_PROBLEM TO WORK ON_
Check every line of the material below, and show those that contain "JSON".

_GIVEN DATA_
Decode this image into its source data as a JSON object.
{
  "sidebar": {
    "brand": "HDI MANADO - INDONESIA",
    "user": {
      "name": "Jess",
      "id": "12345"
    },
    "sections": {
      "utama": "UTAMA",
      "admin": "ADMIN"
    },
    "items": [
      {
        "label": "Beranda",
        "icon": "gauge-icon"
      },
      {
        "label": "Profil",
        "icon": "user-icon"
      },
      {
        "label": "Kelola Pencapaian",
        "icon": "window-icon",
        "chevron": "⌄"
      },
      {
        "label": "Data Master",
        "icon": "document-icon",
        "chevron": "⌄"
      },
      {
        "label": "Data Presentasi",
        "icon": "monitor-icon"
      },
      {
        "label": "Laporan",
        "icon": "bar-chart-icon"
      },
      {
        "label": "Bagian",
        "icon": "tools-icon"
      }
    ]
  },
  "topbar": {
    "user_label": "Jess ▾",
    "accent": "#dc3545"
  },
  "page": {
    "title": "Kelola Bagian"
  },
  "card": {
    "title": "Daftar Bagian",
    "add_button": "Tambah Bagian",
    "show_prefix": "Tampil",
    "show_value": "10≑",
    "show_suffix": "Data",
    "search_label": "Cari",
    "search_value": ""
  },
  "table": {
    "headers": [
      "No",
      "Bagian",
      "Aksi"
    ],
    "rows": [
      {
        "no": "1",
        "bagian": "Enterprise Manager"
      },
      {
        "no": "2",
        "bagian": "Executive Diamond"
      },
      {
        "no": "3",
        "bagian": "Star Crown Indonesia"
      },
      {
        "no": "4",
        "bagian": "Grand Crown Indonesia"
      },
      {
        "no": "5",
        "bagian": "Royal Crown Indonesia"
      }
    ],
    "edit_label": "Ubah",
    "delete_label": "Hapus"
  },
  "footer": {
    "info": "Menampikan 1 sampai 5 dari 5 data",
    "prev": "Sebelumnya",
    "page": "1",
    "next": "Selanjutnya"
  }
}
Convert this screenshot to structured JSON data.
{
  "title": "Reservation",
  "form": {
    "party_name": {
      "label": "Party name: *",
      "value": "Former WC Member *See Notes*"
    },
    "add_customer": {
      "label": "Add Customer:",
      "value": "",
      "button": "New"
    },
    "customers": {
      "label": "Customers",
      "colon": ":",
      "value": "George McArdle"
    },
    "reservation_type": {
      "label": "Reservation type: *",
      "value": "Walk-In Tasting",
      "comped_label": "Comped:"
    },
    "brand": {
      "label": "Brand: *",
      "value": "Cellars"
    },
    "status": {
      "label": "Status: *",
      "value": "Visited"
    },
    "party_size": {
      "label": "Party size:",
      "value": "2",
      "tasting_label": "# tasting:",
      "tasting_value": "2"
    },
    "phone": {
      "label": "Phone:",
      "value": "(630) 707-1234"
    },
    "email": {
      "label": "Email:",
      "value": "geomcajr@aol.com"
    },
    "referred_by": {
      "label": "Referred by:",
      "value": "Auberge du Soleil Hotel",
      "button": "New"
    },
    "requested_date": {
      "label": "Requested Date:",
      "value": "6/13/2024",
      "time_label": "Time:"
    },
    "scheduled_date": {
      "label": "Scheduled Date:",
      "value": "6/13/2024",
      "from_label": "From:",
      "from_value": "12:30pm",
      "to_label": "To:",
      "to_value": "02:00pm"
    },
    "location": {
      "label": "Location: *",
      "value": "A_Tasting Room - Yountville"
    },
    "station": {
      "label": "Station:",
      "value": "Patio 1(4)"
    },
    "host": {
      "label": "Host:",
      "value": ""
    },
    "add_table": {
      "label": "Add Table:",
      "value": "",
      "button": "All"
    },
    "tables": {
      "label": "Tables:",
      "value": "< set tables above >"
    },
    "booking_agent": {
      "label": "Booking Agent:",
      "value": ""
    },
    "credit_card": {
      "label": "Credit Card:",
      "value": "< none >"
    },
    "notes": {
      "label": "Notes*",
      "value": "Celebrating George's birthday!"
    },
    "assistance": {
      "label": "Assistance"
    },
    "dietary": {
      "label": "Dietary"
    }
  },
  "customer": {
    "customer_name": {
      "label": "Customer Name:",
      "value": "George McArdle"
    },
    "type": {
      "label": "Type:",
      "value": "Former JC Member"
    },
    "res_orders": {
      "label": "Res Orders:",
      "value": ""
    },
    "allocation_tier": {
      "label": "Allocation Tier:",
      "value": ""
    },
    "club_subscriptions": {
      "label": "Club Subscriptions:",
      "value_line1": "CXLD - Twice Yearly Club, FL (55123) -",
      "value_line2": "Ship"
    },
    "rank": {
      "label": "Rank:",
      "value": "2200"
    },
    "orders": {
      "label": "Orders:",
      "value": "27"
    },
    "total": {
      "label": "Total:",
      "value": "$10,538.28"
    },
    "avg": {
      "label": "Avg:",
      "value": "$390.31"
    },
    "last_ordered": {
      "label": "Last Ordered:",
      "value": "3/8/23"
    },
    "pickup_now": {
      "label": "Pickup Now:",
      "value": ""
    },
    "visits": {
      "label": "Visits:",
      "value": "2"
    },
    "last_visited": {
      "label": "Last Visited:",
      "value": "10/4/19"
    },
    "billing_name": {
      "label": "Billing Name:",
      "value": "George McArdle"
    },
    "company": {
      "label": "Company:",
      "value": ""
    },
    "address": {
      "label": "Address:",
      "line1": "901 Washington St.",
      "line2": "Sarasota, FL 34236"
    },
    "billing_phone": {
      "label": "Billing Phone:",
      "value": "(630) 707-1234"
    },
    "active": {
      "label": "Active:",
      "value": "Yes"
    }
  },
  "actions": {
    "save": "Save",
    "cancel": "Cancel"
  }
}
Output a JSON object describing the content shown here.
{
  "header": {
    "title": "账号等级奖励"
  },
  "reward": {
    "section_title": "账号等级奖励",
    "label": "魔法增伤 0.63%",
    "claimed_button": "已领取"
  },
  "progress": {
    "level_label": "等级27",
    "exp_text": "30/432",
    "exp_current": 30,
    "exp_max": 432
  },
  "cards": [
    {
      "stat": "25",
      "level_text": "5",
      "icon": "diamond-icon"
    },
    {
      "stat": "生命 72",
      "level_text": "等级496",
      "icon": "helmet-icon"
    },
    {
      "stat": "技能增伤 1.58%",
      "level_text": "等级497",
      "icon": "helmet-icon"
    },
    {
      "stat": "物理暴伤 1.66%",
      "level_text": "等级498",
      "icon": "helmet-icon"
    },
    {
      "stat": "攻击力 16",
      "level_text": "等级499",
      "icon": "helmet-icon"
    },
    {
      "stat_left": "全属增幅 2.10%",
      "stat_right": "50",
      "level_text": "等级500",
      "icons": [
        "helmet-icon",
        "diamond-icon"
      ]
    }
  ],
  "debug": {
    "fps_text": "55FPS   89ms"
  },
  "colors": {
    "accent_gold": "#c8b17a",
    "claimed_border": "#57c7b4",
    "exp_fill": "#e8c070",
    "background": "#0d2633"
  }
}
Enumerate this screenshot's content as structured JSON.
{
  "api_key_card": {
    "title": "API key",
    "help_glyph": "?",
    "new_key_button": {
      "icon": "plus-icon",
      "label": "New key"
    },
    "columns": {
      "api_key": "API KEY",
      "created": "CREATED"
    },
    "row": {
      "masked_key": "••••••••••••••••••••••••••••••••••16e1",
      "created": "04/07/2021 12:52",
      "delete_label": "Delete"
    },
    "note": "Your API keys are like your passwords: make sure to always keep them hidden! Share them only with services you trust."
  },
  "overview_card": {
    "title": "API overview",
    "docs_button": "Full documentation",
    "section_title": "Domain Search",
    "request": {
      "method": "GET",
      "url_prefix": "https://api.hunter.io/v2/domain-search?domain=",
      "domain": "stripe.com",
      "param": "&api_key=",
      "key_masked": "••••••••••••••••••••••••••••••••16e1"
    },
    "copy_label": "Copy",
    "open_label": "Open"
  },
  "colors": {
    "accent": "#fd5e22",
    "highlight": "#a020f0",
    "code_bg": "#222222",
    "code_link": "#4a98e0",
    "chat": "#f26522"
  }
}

_SOLUTION TO THIS TASK_
Decode this image into its source data as a JSON object.
Convert this screenshot to structured JSON data.
Output a JSON object describing the content shown here.
Enumerate this screenshot's content as structured JSON.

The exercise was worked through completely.